2017 has seen an average of one health data breach per day to date.
There was an average of one health data breach per day in January of 2017, and those 31 health data breaches affected 388,307 patient records according to a Protenus report. The cybersecurity firm reported 59.2 percent of the breaches, impacting 230,044 patient records, were a result of insiders, while hacking incidents accounted for 145,636 patient records compromised in January.
January also marked renewed efforts by HHS to fine organizations for late reporting of breaches, making cybersecurity an even higher priority this year for healthcare organizations. As the Protenus blog post suggests, January’s “health data breaches reinforce the importance of health data security, as the need to protect patient data from insiders continues to loom large. Healthcare organizations, more than ever, need to be proactive in discovering and reporting when a breach has occurred. This is especially the case given that HHS OCR has issued its first fine for failing to report a breach within their 60-day window.”

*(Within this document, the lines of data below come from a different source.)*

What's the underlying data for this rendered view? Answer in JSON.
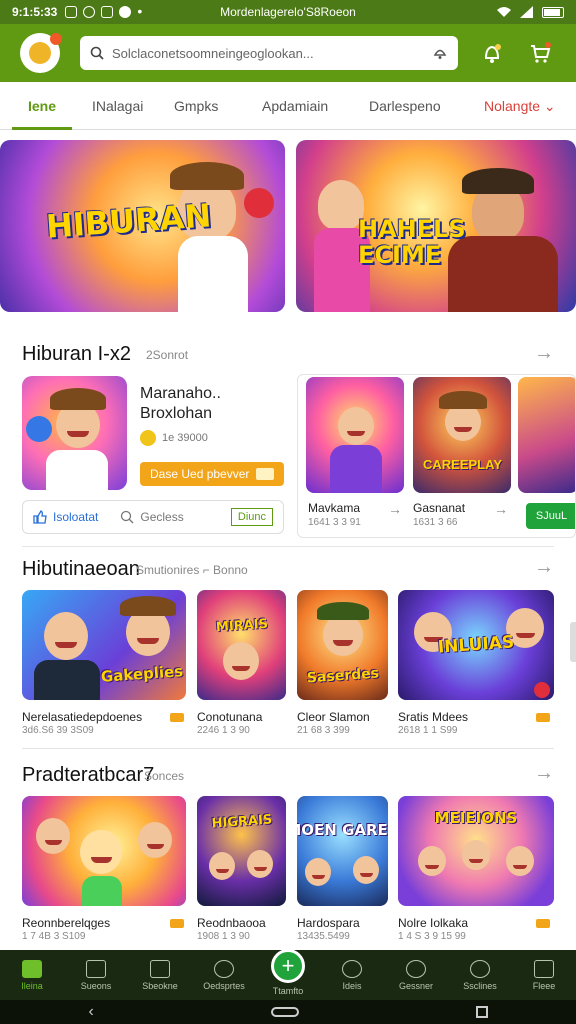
{
  "status_bar": {
    "time": "9:1:5:33",
    "carrier": "Mordenlagerelo'S8Roeon",
    "battery_level": 0.8
  },
  "header": {
    "search_placeholder": "Solclaconetsoomneingeoglookan..."
  },
  "tabs": [
    {
      "label": "Iene",
      "active": true
    },
    {
      "label": "INalagai"
    },
    {
      "label": "Gmpks"
    },
    {
      "label": "Apdamiain"
    },
    {
      "label": "Darlespeno"
    },
    {
      "label": "Nolangte ⌄"
    }
  ],
  "banners": [
    {
      "title": "HIBURAN"
    },
    {
      "title": "HAHELS ECIME"
    }
  ],
  "section1": {
    "title": "Hiburan I-x2",
    "subtitle": "2Sonrot",
    "featured": {
      "name": "Maranaho.. Broxlohan",
      "rating": "1e 39000",
      "button": "Dase Ued pbevver",
      "action_like": "Isoloatat",
      "action_comment": "Gecless",
      "action_more": "Diunc"
    },
    "minis": [
      {
        "name": "Mavkama",
        "meta": "1641 3 3 91"
      },
      {
        "name": "Gasnanat",
        "meta": "1631 3 66"
      }
    ],
    "green_button": "SJuuL"
  },
  "section2": {
    "title": "Hibutinaeoan",
    "subtitle": "Smutionires ⌐ Bonno",
    "tiles": [
      {
        "label": "Gakeplies",
        "name": "Nerelasatiedepdoenes",
        "meta": "3d6.S6 39 3S09"
      },
      {
        "label": "MIRAIS",
        "name": "Conotunana",
        "meta": "2246 1 3 90"
      },
      {
        "label": "Saserdes",
        "name": "Cleor Slamon",
        "meta": "21 68 3 399"
      },
      {
        "label": "INLUIAS",
        "name": "Sratis Mdees",
        "meta": "2618 1 1 S99"
      }
    ]
  },
  "section3": {
    "title": "Pradteratbcar7",
    "subtitle": "Sonces",
    "tiles": [
      {
        "label": "",
        "name": "Reonnberelqges",
        "meta": "1 7 4B 3 S109"
      },
      {
        "label": "HIGRAIS",
        "name": "Reodnbaooa",
        "meta": "1908 1 3 90"
      },
      {
        "label": "MOEN GARES",
        "name": "Hardospara",
        "meta": "13435.5499"
      },
      {
        "label": "MEIEIONS",
        "name": "Nolre Iolkaka",
        "meta": "1 4 S 3 9 15 99"
      }
    ]
  },
  "bottom_nav": [
    {
      "label": "Ileina",
      "active": true
    },
    {
      "label": "Sueons"
    },
    {
      "label": "Sbeokne"
    },
    {
      "label": "Oedsprtes"
    },
    {
      "label": "Ttamfto",
      "plus": true
    },
    {
      "label": "Ideis"
    },
    {
      "label": "Gessner"
    },
    {
      "label": "Ssclines"
    },
    {
      "label": "Fleee"
    }
  ],
  "colors": {
    "brand_green": "#5f9a12",
    "accent_orange": "#f3a51a",
    "nav_bg": "#1a2a12"
  }
}
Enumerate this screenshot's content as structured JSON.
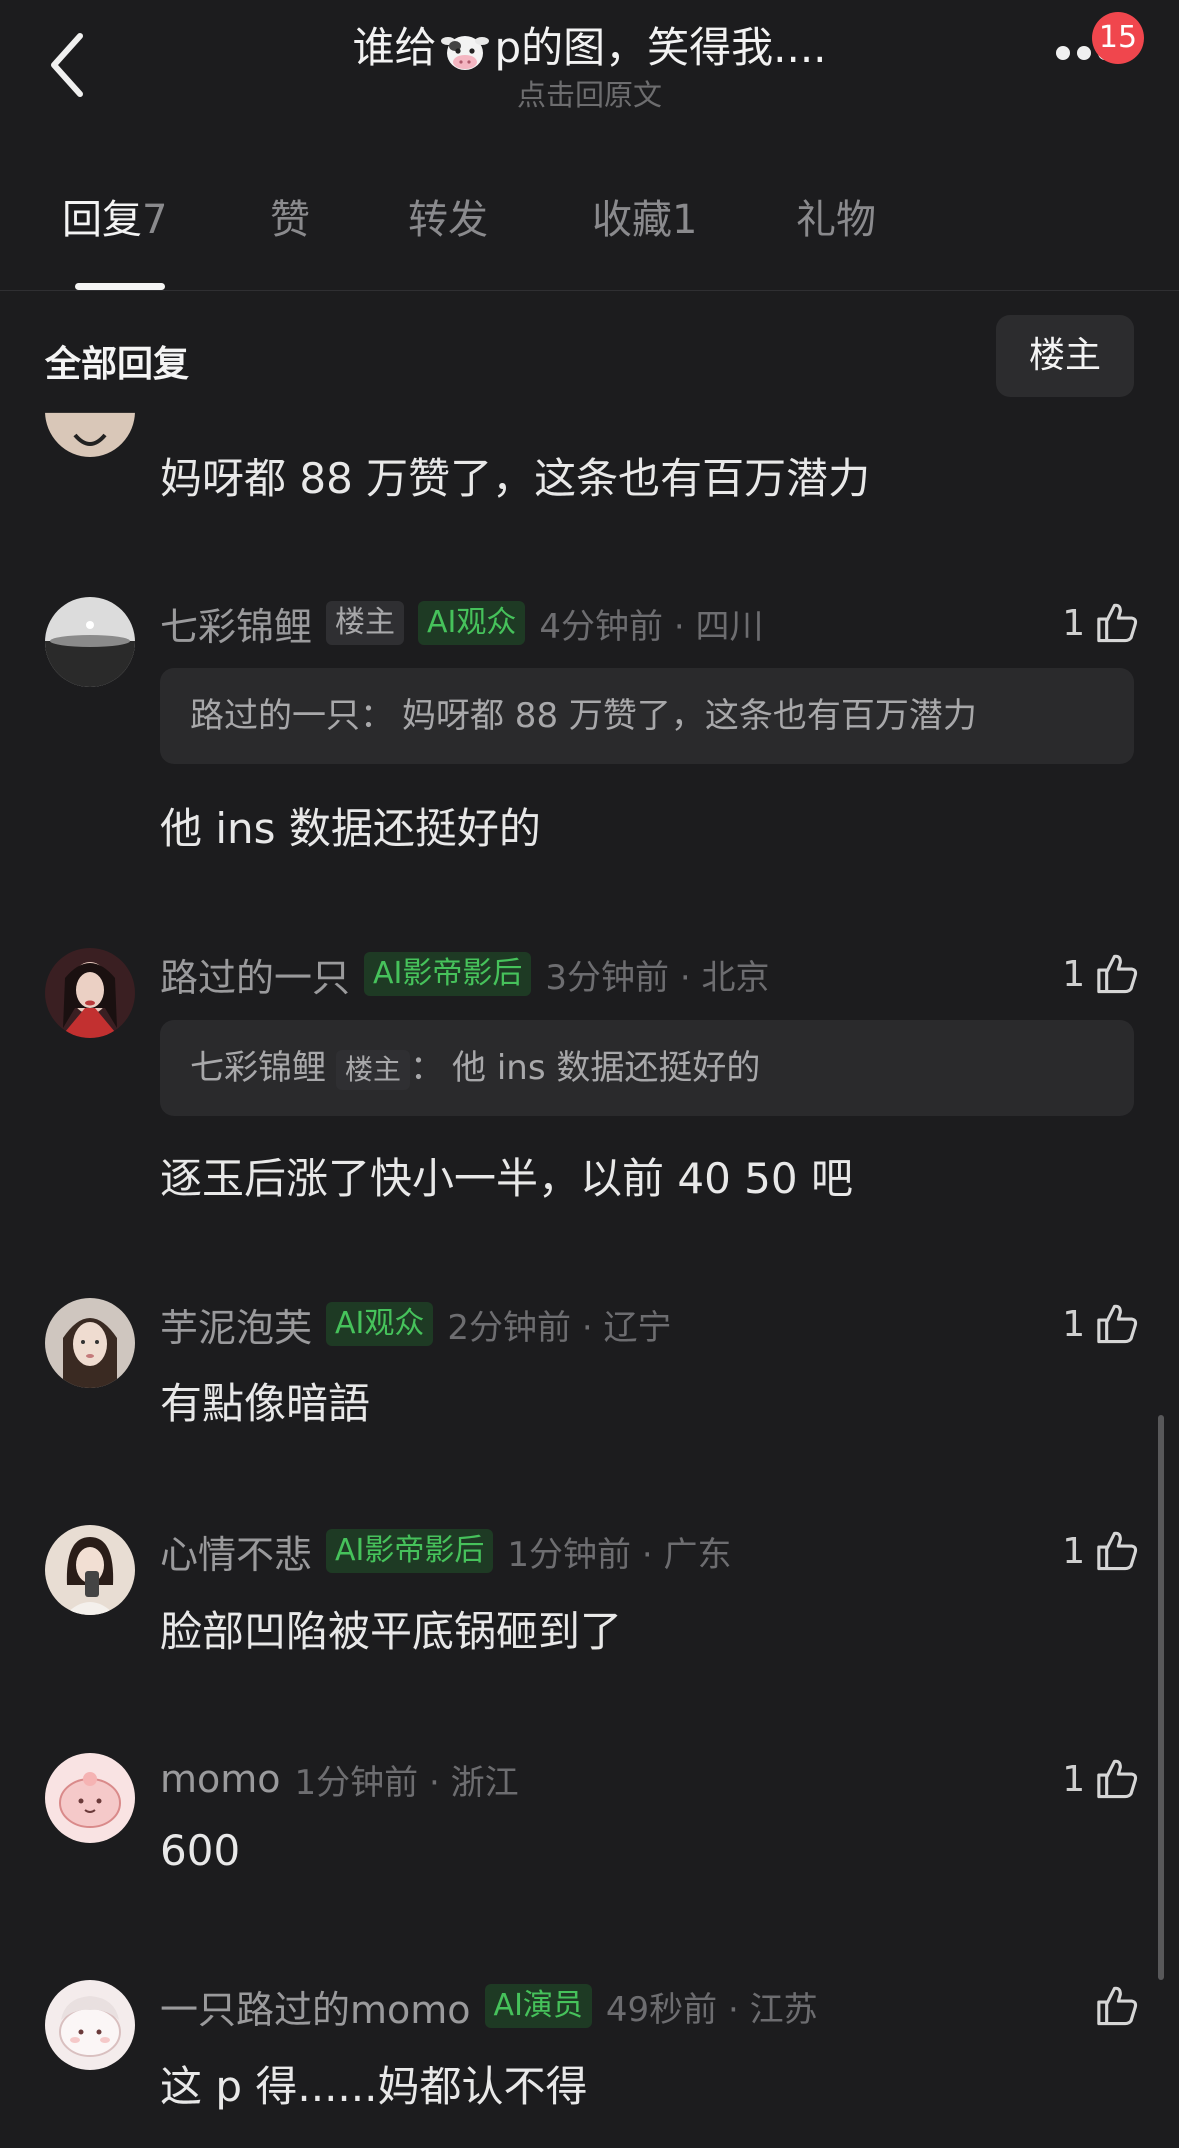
{
  "header": {
    "title_before": "谁给",
    "title_after": "p的图，笑得我....",
    "subtitle": "点击回原文",
    "badge": "15"
  },
  "tabs": [
    {
      "label": "回复",
      "count": "7"
    },
    {
      "label": "赞",
      "count": ""
    },
    {
      "label": "转发",
      "count": ""
    },
    {
      "label": "收藏",
      "count": "1"
    },
    {
      "label": "礼物",
      "count": ""
    }
  ],
  "section": {
    "title": "全部回复",
    "owner_button": "楼主"
  },
  "comments": [
    {
      "content": "妈呀都 88 万赞了，这条也有百万潜力"
    },
    {
      "name": "七彩锦鲤",
      "tags": [
        {
          "text": "楼主",
          "style": "gray"
        },
        {
          "text": "AI观众",
          "style": "green"
        }
      ],
      "time": "4分钟前 · 四川",
      "likes": "1",
      "quote": {
        "name": "路过的一只",
        "tag": "",
        "text": "妈呀都 88 万赞了，这条也有百万潜力"
      },
      "content": "他 ins 数据还挺好的"
    },
    {
      "name": "路过的一只",
      "tags": [
        {
          "text": "AI影帝影后",
          "style": "green"
        }
      ],
      "time": "3分钟前 · 北京",
      "likes": "1",
      "quote": {
        "name": "七彩锦鲤",
        "tag": "楼主",
        "text": "他 ins 数据还挺好的"
      },
      "content": "逐玉后涨了快小一半，以前 40 50 吧"
    },
    {
      "name": "芋泥泡芙",
      "tags": [
        {
          "text": "AI观众",
          "style": "green"
        }
      ],
      "time": "2分钟前 · 辽宁",
      "likes": "1",
      "content": "有點像暗語"
    },
    {
      "name": "心情不悲",
      "tags": [
        {
          "text": "AI影帝影后",
          "style": "green"
        }
      ],
      "time": "1分钟前 · 广东",
      "likes": "1",
      "content": "脸部凹陷被平底锅砸到了"
    },
    {
      "name": "momo",
      "tags": [],
      "time": "1分钟前 · 浙江",
      "likes": "1",
      "content": "600"
    },
    {
      "name": "一只路过的momo",
      "tags": [
        {
          "text": "AI演员",
          "style": "green"
        }
      ],
      "time": "49秒前 · 江苏",
      "likes": "",
      "content": "这 p 得......妈都认不得"
    }
  ]
}
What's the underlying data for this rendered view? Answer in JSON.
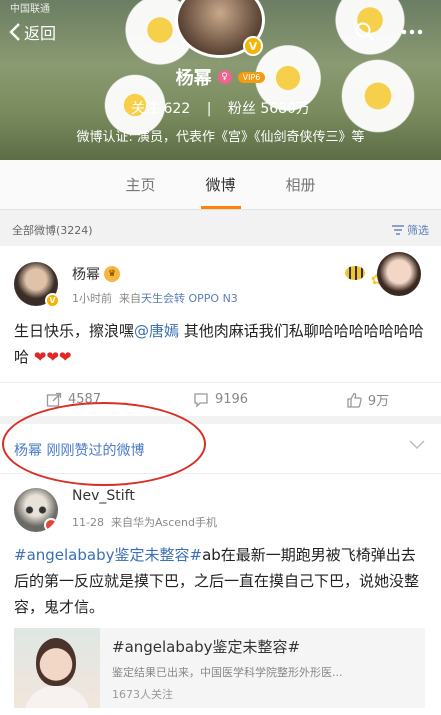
{
  "status_bar": {
    "carrier": "中国联通"
  },
  "header": {
    "back_label": "返回",
    "user_name": "杨幂",
    "verified_mark": "V",
    "vip_badge": "VIP6",
    "follow_label": "关注",
    "follow_count": "622",
    "separator": "|",
    "fans_label": "粉丝",
    "fans_count": "5680万",
    "verification": "微博认证: 演员，代表作《宫》《仙剑奇侠传三》等"
  },
  "tabs": [
    {
      "label": "主页"
    },
    {
      "label": "微博",
      "active": true
    },
    {
      "label": "相册"
    }
  ],
  "filter": {
    "all_posts_label": "全部微博(3224)",
    "filter_label": "筛选"
  },
  "post1": {
    "author": "杨幂",
    "time": "1小时前",
    "source_prefix": "来自",
    "source": "天生会转 OPPO N3",
    "text_before_mention": "生日快乐，擦浪嘿",
    "mention": "@唐嫣",
    "text_after_mention": " 其他肉麻话我们私聊哈哈哈哈哈哈哈哈",
    "hearts": "❤❤❤",
    "repost_count": "4587",
    "comment_count": "9196",
    "like_count": "9万"
  },
  "liked_section": {
    "title": "杨幂 刚刚赞过的微博"
  },
  "post2": {
    "author": "Nev_Stift",
    "time": "11-28",
    "source_prefix": "来自",
    "source": "华为Ascend手机",
    "topic": "#angelababy鉴定未整容#",
    "text": "ab在最新一期跑男被飞椅弹出去后的第一反应就是摸下巴，之后一直在摸自己下巴，说她没整容，鬼才信。",
    "repost_card": {
      "title": "#angelababy鉴定未整容#",
      "description": "鉴定结果已出来，中国医学科学院整形外形医...",
      "followers": "1673人关注"
    }
  },
  "colors": {
    "accent": "#ff8200",
    "link": "#3b6fb6",
    "annotation": "#d93025"
  }
}
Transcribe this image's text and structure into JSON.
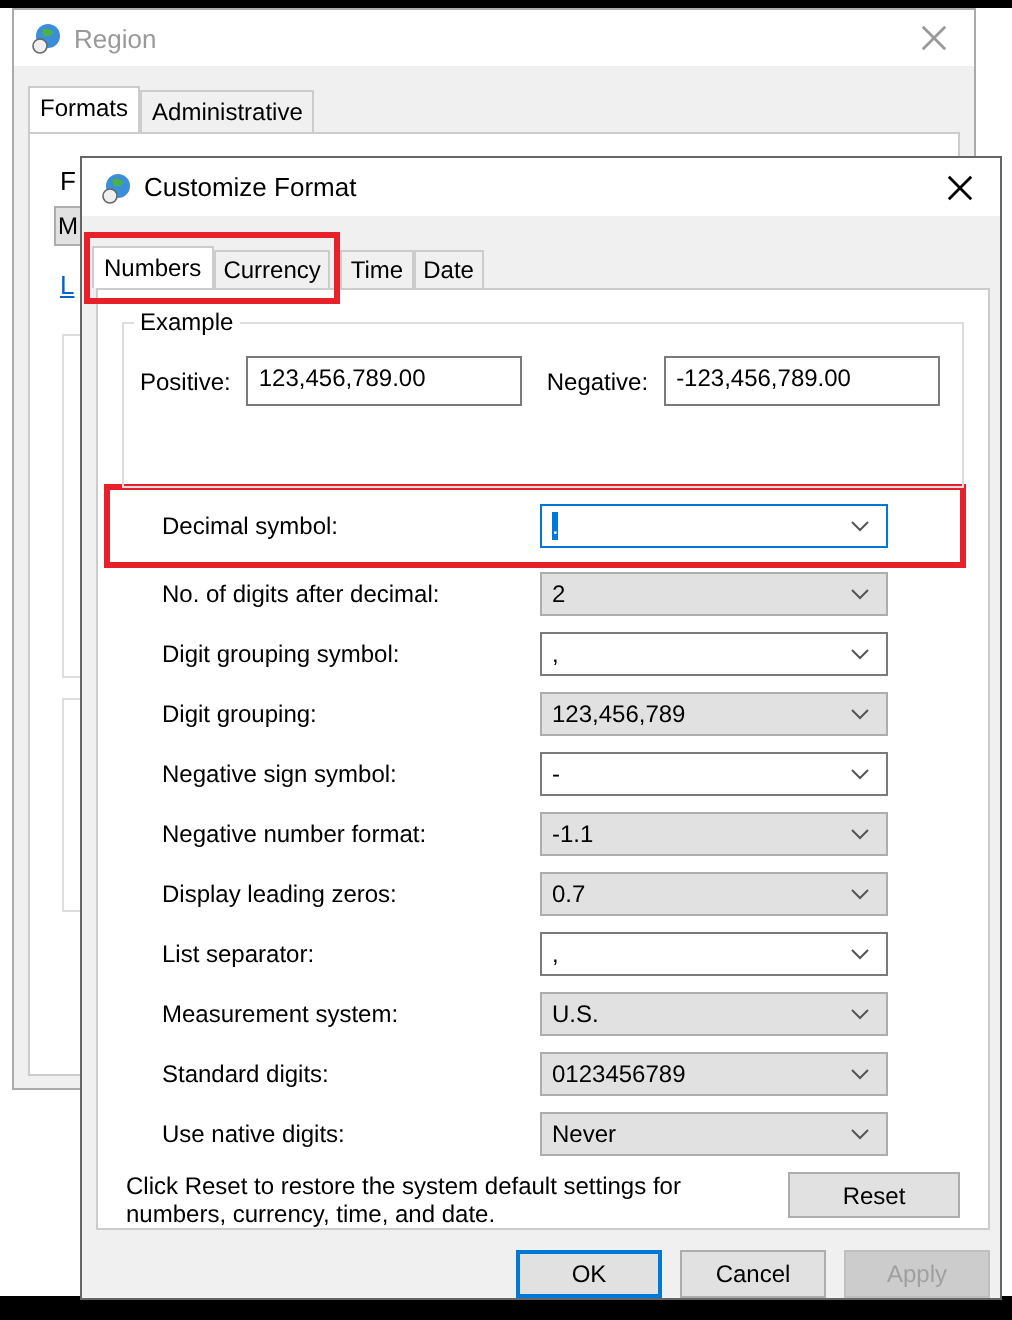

Data provided on HHS’ Office for Civil Rights breach disclosure website affecting 500 or more individuals shows theft/loss of laptops have declined while hacking has risen in at least the past three years.
According to Protenus, 2016 also averaged at least one health data breach a day, and while there were slightly fewer incidents disclosed in January than the 36 in December 2016 (with dramatically fewer patients affected), 2017 seems to be on track for similar yearly figures.
The data further reveals insider threats remain a serious concern with the majority of breached patient records attributable to insider incidents. Further, five of the nine insider incidents were the result of insider-wrongdoing, while four were the result of insider-error.
Hacking continues to threaten patient privacy, including an extortion demand from TheDarkOverlord. Another hacking incident disclosed in January revealed an atypical case in which an attack interfered with patient care when data was corrupted and clinics could not access data for marijuana records and prescriptions.
When it comes to the elapsed time between time of breach and HHS notifications, Protenus noted the average was 174 days, and 40 percent of reporting entities took more than 60 days to notify HHs. With the recent $475,000 fine to Presence Health HHS has sent a clear message that timely reporting is not an option, but a requirement. Last year, HHS announced that it would begin conducting on-site HIPAA audits in 2017.